Nearly half the recycled CCW is used in concrete and structural fill (in everything from old mines to new golf courses), where the material is supposedly fixed in place. Yet, EPA has conducted no research on what happens when fill materials are broken apart, burned or flooded, nor is it known what happens when products such as carpets are routinely disposed of by burning. Further, EPA's blanket endorsement of CCW reuse fails to acknowledge the unknown risks of using CCWs as feedstock in high temperature cement kilns or wallboard production facilities.
EPA and state toxicologists working with PEER also note that the toxicity of CCW has been significantly underestimated. More sophisticated air pollution controls mean the levels of toxic substances remaining in these wastes are much higher than they were when EPA official estimates were developed.
Huge Hidden Coal Subsidy
EPA promotion of coal wastes generates more than $11 billion each year for the industry, but industry derives immensely greater economic benefit (estimated by the White House at more than $230 billion per year) by avoiding costs it would face if all CCW was treated as hazardous waste as it should be. Further, EPA's own proposed rules for regulating disposal of CCWs acknowledge that EPA is not even aware of all the current consumer uses of CCWs.
As part of a partnership between EPA and the coal industry, the U.S. Department of Agriculture is asking farmers to use coal ash to grow their crops. USDA endorses use of coal combustion wastes "for crop production" while acknowledging uncertainty on the extent to which "toxic elements" are absorbed into produce.

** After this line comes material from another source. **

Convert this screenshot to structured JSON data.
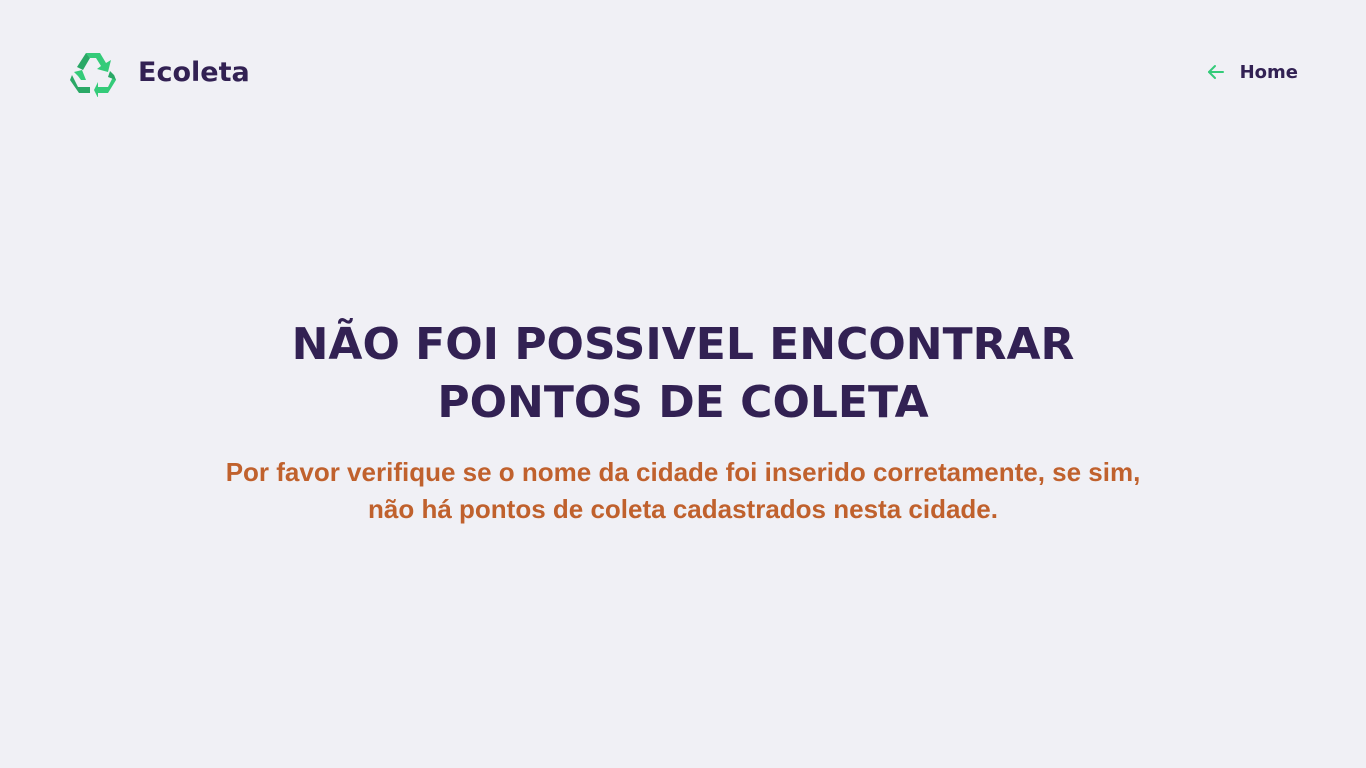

Each year, American agriculture annually uses more than 180,000 tons of coal ash and other coal combustion byproducts. There are no federal standards governing agricultural applications of coal ash.
In an April 2, 2009 letter, USDA Agricultural Research Service Deputy Administrator Steven Shafer expressed official "interest" in exploring greater use of coal combustion wastes in crop production but concedes that the "long-term effects...remain a subject of research."